Tag Archives: writing advice

going away and writing – does it work?

Mostly yes. The way I think about it is: If I had been here at home struggling with my manuscript, I would have gotten much, much less done.

Four days without internet was seriously pushing the boundaries…urg. Still, it takes away one enormous tool of the devil/procrastination. Unfortunately for my fellow writers, there’s a part of my brain that requires distraction whilst I write, and having no internet I took it out on them.

2-hour break for Jane Eyre, anyone?

Such a brilliant adaptation. And speaking of adaptations, am ridiculously excited about the 2011 film. Michael Fassbender as Rochester? Jamie Bell as St John?

Excuse me while I go scream into a pillow.


Where was I?

(This may give you more of an insight into how distracting I was to my fellow-writers than I intended…)

Halfway through my novel crisis, I remembered that I have a world-class mentor. After a seven minute phone conversation with Valerie/fairy godmother, in which she was as gracious and generous as ever, I had a solution.
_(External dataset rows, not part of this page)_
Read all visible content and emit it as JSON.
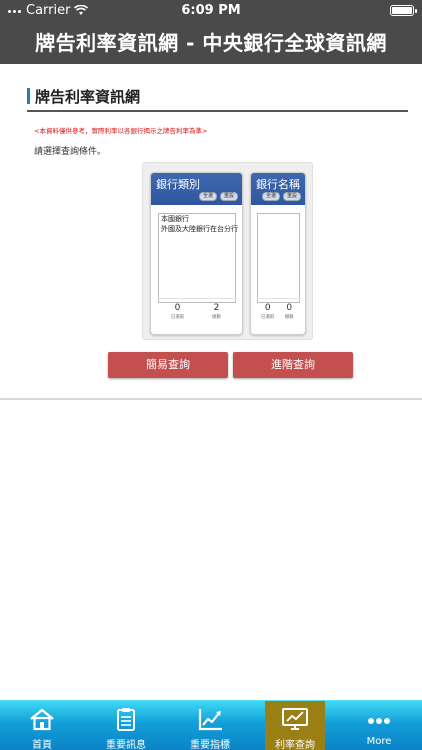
{
  "status": {
    "carrier": "Carrier",
    "time": "6:09 PM"
  },
  "app": {
    "title": "牌告利率資訊網 - 中央銀行全球資訊網"
  },
  "page": {
    "heading": "牌告利率資訊網",
    "disclaimer": "<本資料僅供參考，實際利率以各銀行揭示之牌告利率為準>",
    "prompt": "請選擇查詢條件。"
  },
  "bank_type_card": {
    "title": "銀行類別",
    "select_all": "全選",
    "reset": "重設",
    "options": [
      "本國銀行",
      "外國及大陸銀行在台分行"
    ],
    "selected_count": "0",
    "selected_caption": "已選取",
    "total_count": "2",
    "total_caption": "總數"
  },
  "bank_name_card": {
    "title": "銀行名稱",
    "select_all": "全選",
    "reset": "重設",
    "options": [],
    "selected_count": "0",
    "selected_caption": "已選取",
    "total_count": "0",
    "total_caption": "總數"
  },
  "actions": {
    "simple_query": "簡易查詢",
    "advanced_query": "進階查詢"
  },
  "tabbar": {
    "active_color": "#9a7f14",
    "tabs": [
      {
        "label": "首頁",
        "icon": "home-icon"
      },
      {
        "label": "重要訊息",
        "icon": "clipboard-icon"
      },
      {
        "label": "重要指標",
        "icon": "chart-icon"
      },
      {
        "label": "利率查詢",
        "icon": "monitor-chart-icon",
        "active": true
      },
      {
        "label": "More",
        "icon": "more-icon"
      }
    ]
  }
}
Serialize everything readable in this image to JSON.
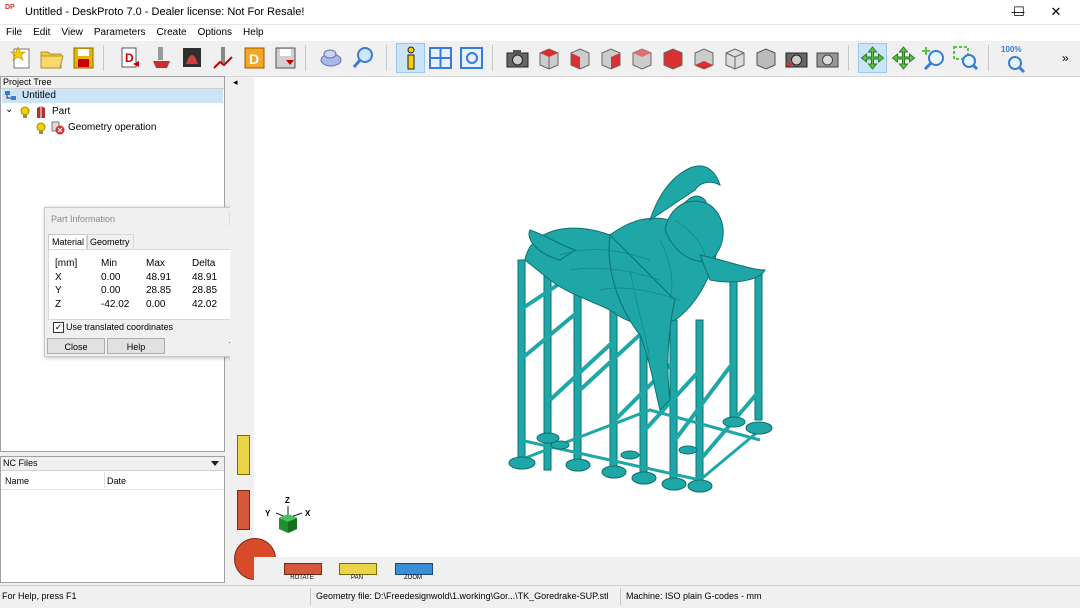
{
  "window": {
    "logo_text": "DP",
    "title": "Untitled - DeskProto 7.0 - Dealer license: Not For Resale!",
    "minimize": "—",
    "maximize": "☐",
    "close": "✕"
  },
  "menu": [
    "File",
    "Edit",
    "View",
    "Parameters",
    "Create",
    "Options",
    "Help"
  ],
  "toolbar": {
    "overflow": "»",
    "zoom_label": "100%"
  },
  "project_tree": {
    "header": "Project Tree",
    "root": "Untitled",
    "part": "Part",
    "geometry_operation": "Geometry operation",
    "expander": "⌄"
  },
  "part_info": {
    "title": "Part Information",
    "tabs": [
      "Material",
      "Geometry"
    ],
    "columns": [
      "[mm]",
      "Min",
      "Max",
      "Delta"
    ],
    "rows": [
      [
        "X",
        "0.00",
        "48.91",
        "48.91"
      ],
      [
        "Y",
        "0.00",
        "28.85",
        "28.85"
      ],
      [
        "Z",
        "-42.02",
        "0.00",
        "42.02"
      ]
    ],
    "checkbox_label": "Use translated coordinates",
    "checkbox_checked": true,
    "close_button": "Close",
    "help_button": "Help"
  },
  "nc_files": {
    "header": "NC Files",
    "columns": [
      "Name",
      "Date"
    ]
  },
  "viewport": {
    "axis_x": "X",
    "axis_y": "Y",
    "axis_z": "Z",
    "sliders": [
      "ROTATE",
      "PAN",
      "ZOOM"
    ],
    "model_color": "#1fa7a7",
    "left_arrow": "◂"
  },
  "statusbar": {
    "help": "For Help, press F1",
    "geometry_file": "Geometry file: D:\\Freedesignwold\\1.working\\Gor...\\TK_Goredrake-SUP.stl",
    "machine": "Machine: ISO plain G-codes - mm"
  }
}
My problem was trying to place my re-invented heroine into an existing scene, and get across where she’s at. “Why don’t you have her do something that shows us how she’s feeling?” Valerie asked.

“Oh,” I replied, things lighting up in my sluggish brain. “I just have them all sitting around, thinking.”

It’s Show Don’t Tell 101, but sometimes you just don’t have the distance to see it for yourself.

Another favourite thing from the retreat/junket/holiday (closely followed by dinner on a glad-wrapped table to save washing up):

write. out. loud.

I’ve been reading the insider’s guide to the Black Dagger Brotherhood series. Yes, it’s completely daggy. But that’s just how this series is – once you’ve read all the books there are to read you’ll take any way back into the world you can.

(There’s a hilarious review of Dark Lover here. What I love most about it is the self-conscious comments from readers who just can’t help themselves.)

There’s a section in the guide that’s J. R. Ward’s advice to writers. She says a couple of things which really got me.

1. Writing and getting published are two very distinct things. Being published and having people buy your book are not the only things that validate you as a writer. If you write, you are an author.

2. Do the best you can do now. This bit of advice is great, huh? Ward gives a really warm, funny account of when it was first passed on to her. I think you know when you’re pushing your own boundaries and it’s relaxing to think that that’s enough.

3. And the one that spoke to me most: Write out loud. By this she means – push your ideas as far as they go. Write what’s in your head without concession to readership/market/internal censor or inhibitions. You can edit it back later.

This last piece of advice is also what I think has made her series so stratospherically successful. Her characters are big, cheesy and far too much. But they are so unrestrained, so true to themselves, that you fall right in with them.